**INFORMATION SUPPLIED:**
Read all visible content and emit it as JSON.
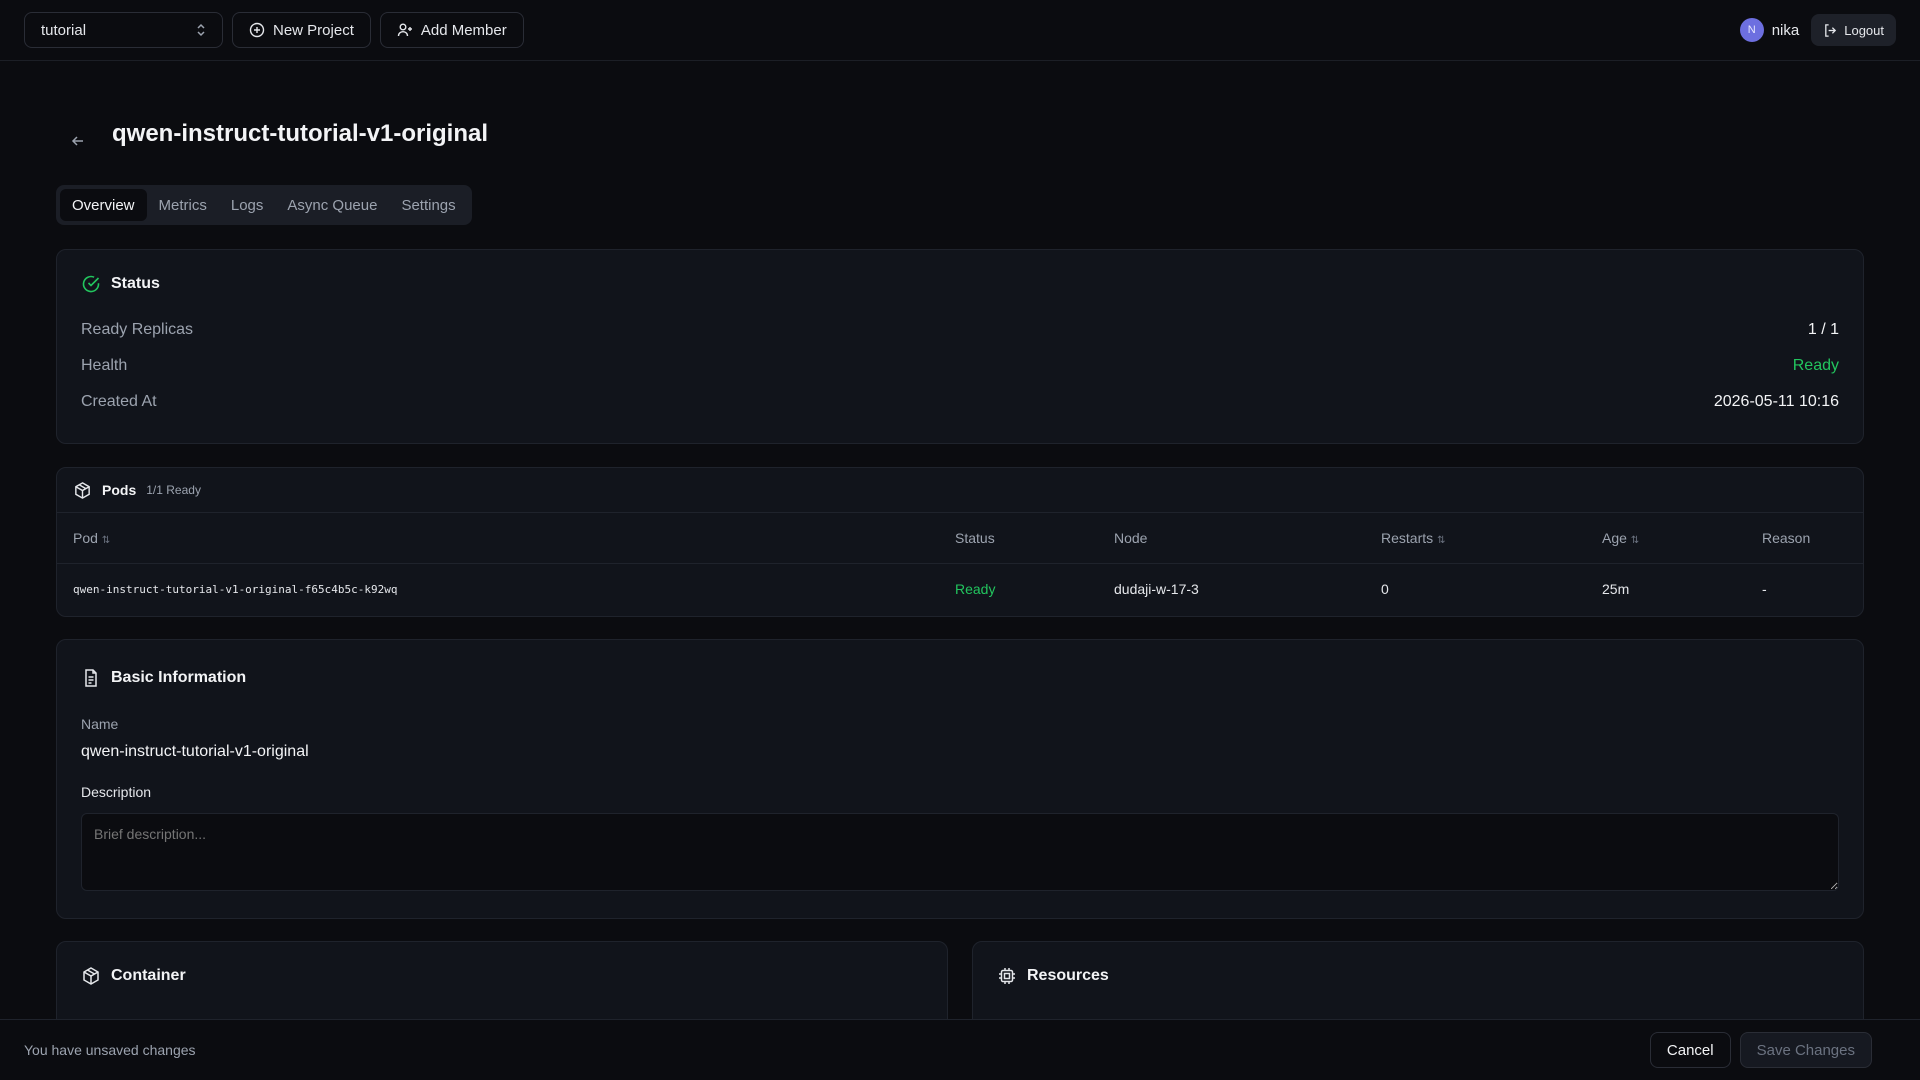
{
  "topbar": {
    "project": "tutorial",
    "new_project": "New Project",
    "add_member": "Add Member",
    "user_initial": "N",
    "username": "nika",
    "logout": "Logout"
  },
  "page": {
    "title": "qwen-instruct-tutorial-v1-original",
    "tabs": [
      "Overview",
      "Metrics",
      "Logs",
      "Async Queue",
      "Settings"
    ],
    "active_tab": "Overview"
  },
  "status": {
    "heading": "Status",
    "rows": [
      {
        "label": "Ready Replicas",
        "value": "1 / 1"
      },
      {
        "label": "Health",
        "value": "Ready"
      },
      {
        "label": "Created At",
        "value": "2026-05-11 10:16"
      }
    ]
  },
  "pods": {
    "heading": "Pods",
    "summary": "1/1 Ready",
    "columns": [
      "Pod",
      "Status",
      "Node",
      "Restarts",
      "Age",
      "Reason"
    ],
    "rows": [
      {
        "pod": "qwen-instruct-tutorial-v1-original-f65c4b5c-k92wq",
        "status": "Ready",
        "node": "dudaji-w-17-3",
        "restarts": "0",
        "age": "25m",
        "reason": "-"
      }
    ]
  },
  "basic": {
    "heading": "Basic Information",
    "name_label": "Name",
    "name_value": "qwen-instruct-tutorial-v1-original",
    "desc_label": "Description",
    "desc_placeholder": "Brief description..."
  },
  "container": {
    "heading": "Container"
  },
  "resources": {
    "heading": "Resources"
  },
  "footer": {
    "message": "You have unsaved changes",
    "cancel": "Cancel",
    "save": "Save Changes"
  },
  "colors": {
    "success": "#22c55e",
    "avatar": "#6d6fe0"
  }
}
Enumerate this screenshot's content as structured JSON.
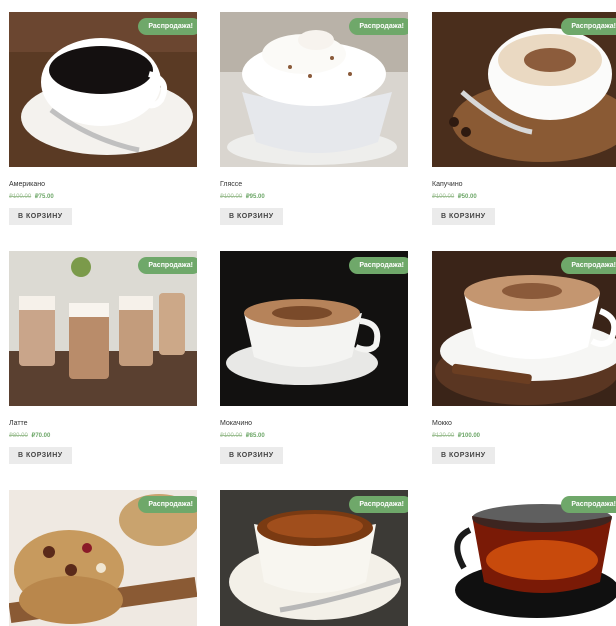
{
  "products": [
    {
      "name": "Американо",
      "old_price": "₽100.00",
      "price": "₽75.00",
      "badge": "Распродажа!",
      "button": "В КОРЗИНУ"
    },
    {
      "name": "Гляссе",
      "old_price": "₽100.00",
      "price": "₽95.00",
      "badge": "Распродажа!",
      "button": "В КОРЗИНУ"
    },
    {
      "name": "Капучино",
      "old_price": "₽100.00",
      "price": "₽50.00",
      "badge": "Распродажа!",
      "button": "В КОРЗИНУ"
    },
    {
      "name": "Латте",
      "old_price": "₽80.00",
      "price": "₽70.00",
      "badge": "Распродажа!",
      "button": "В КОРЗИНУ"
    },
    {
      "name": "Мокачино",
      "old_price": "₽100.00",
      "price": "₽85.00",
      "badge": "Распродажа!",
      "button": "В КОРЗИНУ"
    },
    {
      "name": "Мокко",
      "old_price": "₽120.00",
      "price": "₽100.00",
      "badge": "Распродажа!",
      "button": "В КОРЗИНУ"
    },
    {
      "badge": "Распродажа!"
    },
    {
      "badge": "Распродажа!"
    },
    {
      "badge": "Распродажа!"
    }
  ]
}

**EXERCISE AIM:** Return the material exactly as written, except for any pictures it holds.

**RESULT BELOW:**
Read all visible content and emit it as JSON.
{
  "topbar": {
    "project": "tutorial",
    "new_project": "New Project",
    "add_member": "Add Member",
    "user_initial": "N",
    "username": "nika",
    "logout": "Logout"
  },
  "page": {
    "title": "qwen-instruct-tutorial-v1-original",
    "tabs": [
      "Overview",
      "Metrics",
      "Logs",
      "Async Queue",
      "Settings"
    ],
    "active_tab": "Overview"
  },
  "status": {
    "heading": "Status",
    "rows": [
      {
        "label": "Ready Replicas",
        "value": "1 / 1"
      },
      {
        "label": "Health",
        "value": "Ready"
      },
      {
        "label": "Created At",
        "value": "2026-05-11 10:16"
      }
    ]
  },
  "pods": {
    "heading": "Pods",
    "summary": "1/1 Ready",
    "columns": [
      "Pod",
      "Status",
      "Node",
      "Restarts",
      "Age",
      "Reason"
    ],
    "rows": [
      {
        "pod": "qwen-instruct-tutorial-v1-original-f65c4b5c-k92wq",
        "status": "Ready",
        "node": "dudaji-w-17-3",
        "restarts": "0",
        "age": "25m",
        "reason": "-"
      }
    ]
  },
  "basic": {
    "heading": "Basic Information",
    "name_label": "Name",
    "name_value": "qwen-instruct-tutorial-v1-original",
    "desc_label": "Description",
    "desc_placeholder": "Brief description..."
  },
  "container": {
    "heading": "Container"
  },
  "resources": {
    "heading": "Resources"
  },
  "footer": {
    "message": "You have unsaved changes",
    "cancel": "Cancel",
    "save": "Save Changes"
  },
  "colors": {
    "success": "#22c55e",
    "avatar": "#6d6fe0"
  }
}
Enumerate this screenshot's content as structured JSON.
{
  "products": [
    {
      "name": "Американо",
      "old_price": "₽100.00",
      "price": "₽75.00",
      "badge": "Распродажа!",
      "button": "В КОРЗИНУ"
    },
    {
      "name": "Гляссе",
      "old_price": "₽100.00",
      "price": "₽95.00",
      "badge": "Распродажа!",
      "button": "В КОРЗИНУ"
    },
    {
      "name": "Капучино",
      "old_price": "₽100.00",
      "price": "₽50.00",
      "badge": "Распродажа!",
      "button": "В КОРЗИНУ"
    },
    {
      "name": "Латте",
      "old_price": "₽80.00",
      "price": "₽70.00",
      "badge": "Распродажа!",
      "button": "В КОРЗИНУ"
    },
    {
      "name": "Мокачино",
      "old_price": "₽100.00",
      "price": "₽85.00",
      "badge": "Распродажа!",
      "button": "В КОРЗИНУ"
    },
    {
      "name": "Мокко",
      "old_price": "₽120.00",
      "price": "₽100.00",
      "badge": "Распродажа!",
      "button": "В КОРЗИНУ"
    },
    {
      "badge": "Распродажа!"
    },
    {
      "badge": "Распродажа!"
    },
    {
      "badge": "Распродажа!"
    }
  ]
}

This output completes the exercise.